It begs the question if studios would be better off simply providing for the actors' and writers' reasonable demands. The Hollywood Reporter wrote how studios would pay between $450 and $600 million by giving the unions what they want. On the high end, that comes out to roughly two "Dial of Destinies." And the studios may end up paying a lot more if the strikes continue until October or even into next year.

It's a watershed moment for the entertainment industry

Both sides of the strike seem set on sticking to their ways for the long haul. The anonymous executive comments to Deadline really energized the movement, with many people taking to picket lines to support the case. With streaming, there are more movies and TV shows getting made than ever before. While that's been good for CEOs' bottom line, it hasn't translated to better living conditions for actors, writers, and many other people in the industry. 

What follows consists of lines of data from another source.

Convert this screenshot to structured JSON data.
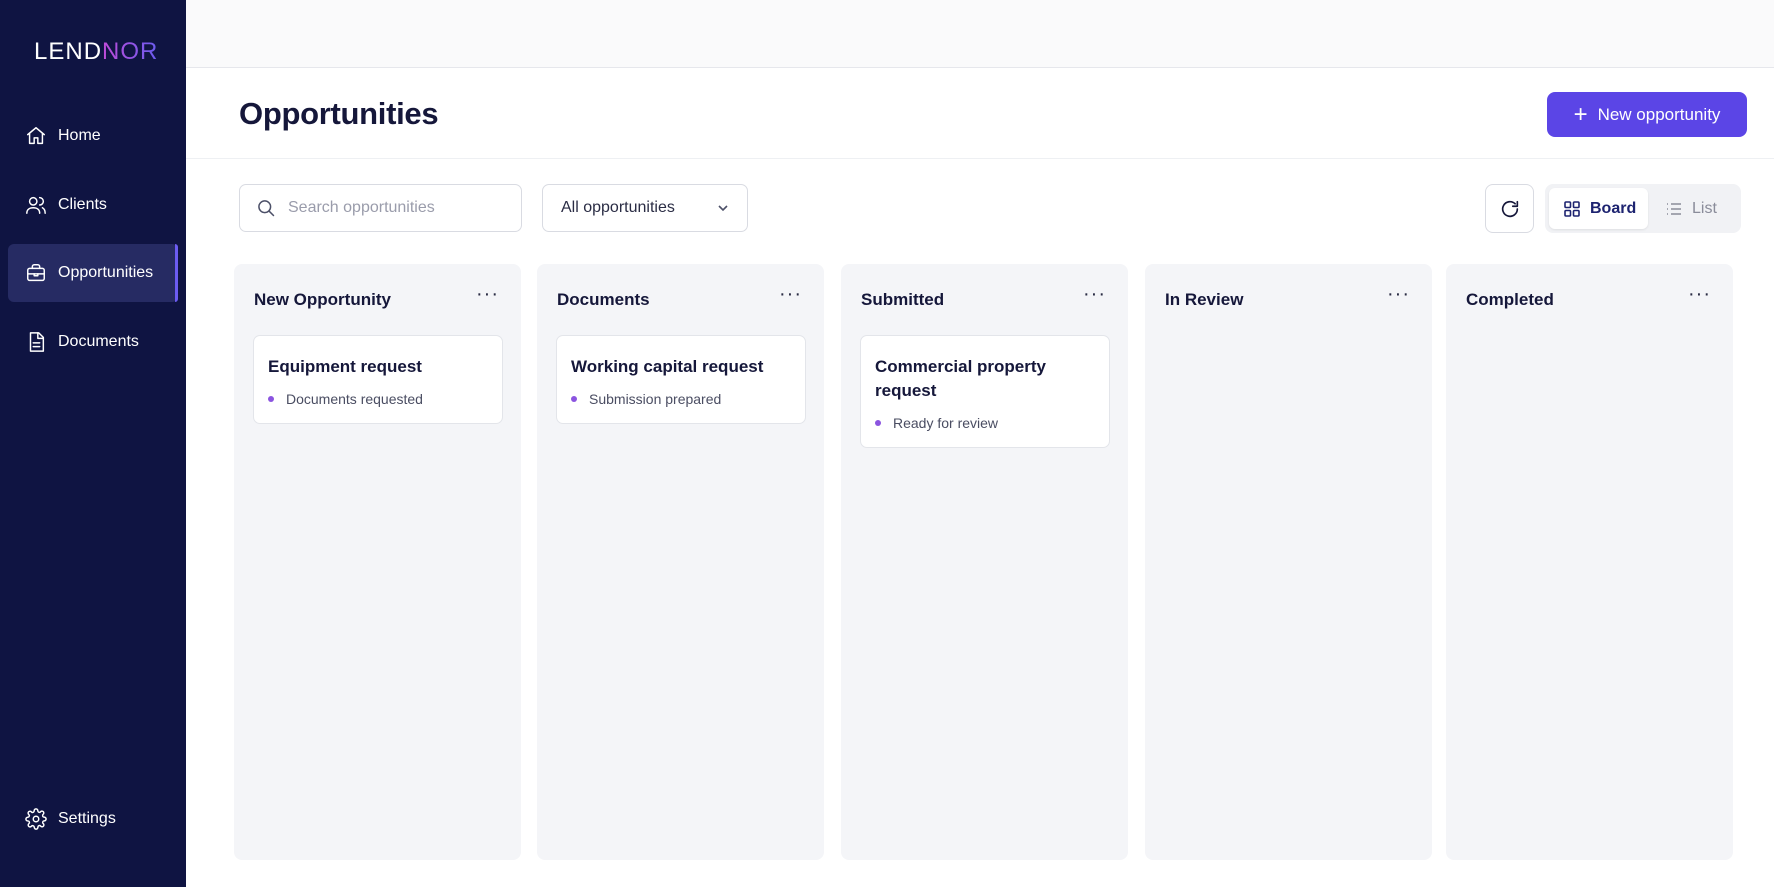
{
  "app": {
    "logo_part1": "LEND",
    "logo_part2": "NOR"
  },
  "sidebar": {
    "items": [
      {
        "label": "Home",
        "icon": "home-icon"
      },
      {
        "label": "Clients",
        "icon": "users-icon"
      },
      {
        "label": "Opportunities",
        "icon": "briefcase-icon",
        "active": true
      },
      {
        "label": "Documents",
        "icon": "document-icon"
      }
    ],
    "settings_label": "Settings",
    "settings_icon": "gear-icon"
  },
  "header": {
    "title": "Opportunities",
    "new_button_label": "New opportunity"
  },
  "toolbar": {
    "search_placeholder": "Search opportunities",
    "search_value": "",
    "filter_selected": "All opportunities",
    "view_board_label": "Board",
    "view_list_label": "List",
    "active_view": "Board"
  },
  "board": {
    "columns": [
      {
        "title": "New Opportunity",
        "cards": [
          {
            "title": "Equipment request",
            "status": "Documents requested"
          }
        ]
      },
      {
        "title": "Documents",
        "cards": [
          {
            "title": "Working capital request",
            "status": "Submission prepared"
          }
        ]
      },
      {
        "title": "Submitted",
        "cards": [
          {
            "title": "Commercial property request",
            "status": "Ready for review"
          }
        ]
      },
      {
        "title": "In Review",
        "cards": []
      },
      {
        "title": "Completed",
        "cards": []
      }
    ]
  },
  "colors": {
    "sidebar_bg": "#0f1442",
    "accent": "#5b45e6",
    "status_dot": "#8b54e0",
    "column_bg": "#f4f5f8"
  }
}
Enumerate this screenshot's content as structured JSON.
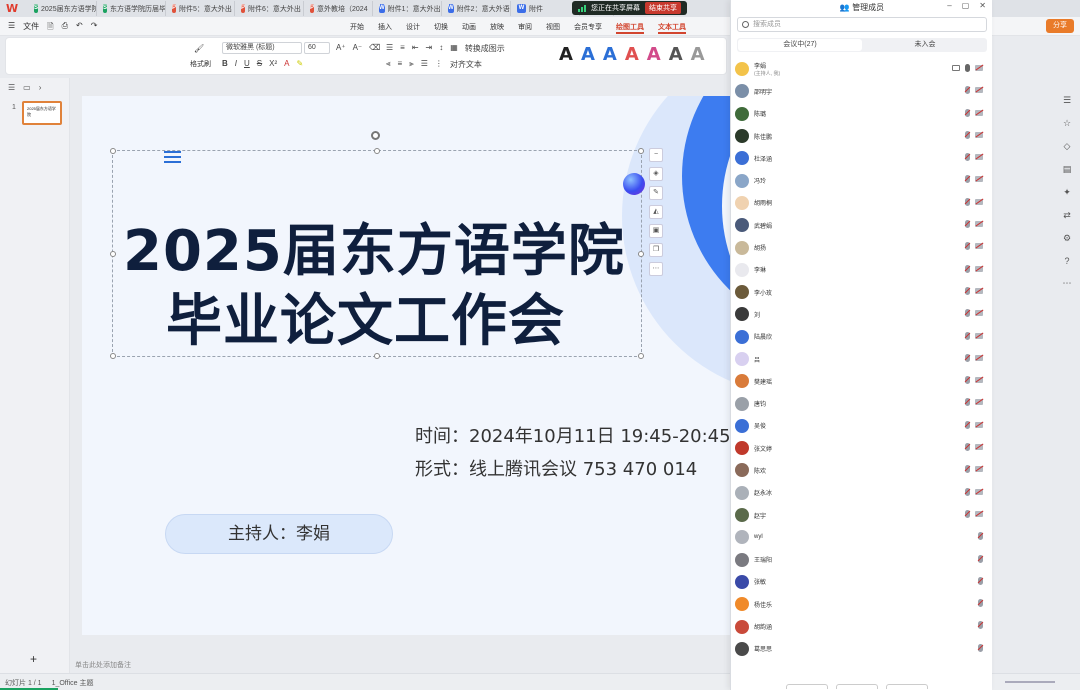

And Hollywood would be nothing without the contributions of actors, writers, and other artists. They make the movies and TV shows everyone enjoys, but streaming has provided a workaround for these companies to get out of paying the kinds of salaries and residuals people would make in the 1980s and '90s. Shawn Ryan, creator of "The Shield," told Variety, "Their entire streaming businesses that they're basing their entire future on are not possible without the work that we do. And that mere fact deserves a level of respect that they haven't shown us yet." And while many people try to find ways to pay the bills at this time, it's for the greater good of protecting everyone who is in the industry and wants to join someday. 

There may be no resolution in sight for a while, with Benchmark analyst Matthew Harrigan stating, "I think this will be at least several months. Both sides seem dug in. It all comes down to who has the financial wherewithal to hold out the longest." These strikes are for the betterment of the working class in the entertainment industry, and for the time being, studios will continue spending millions of dollars to do nothing rather than pay artists what they're worth. 

This piece was written during the 2023 WGA and SAG-AFTRA strikes. To learn more about why writers and actors are currently on strike, click here for an up-to-date explainer from our Looper team.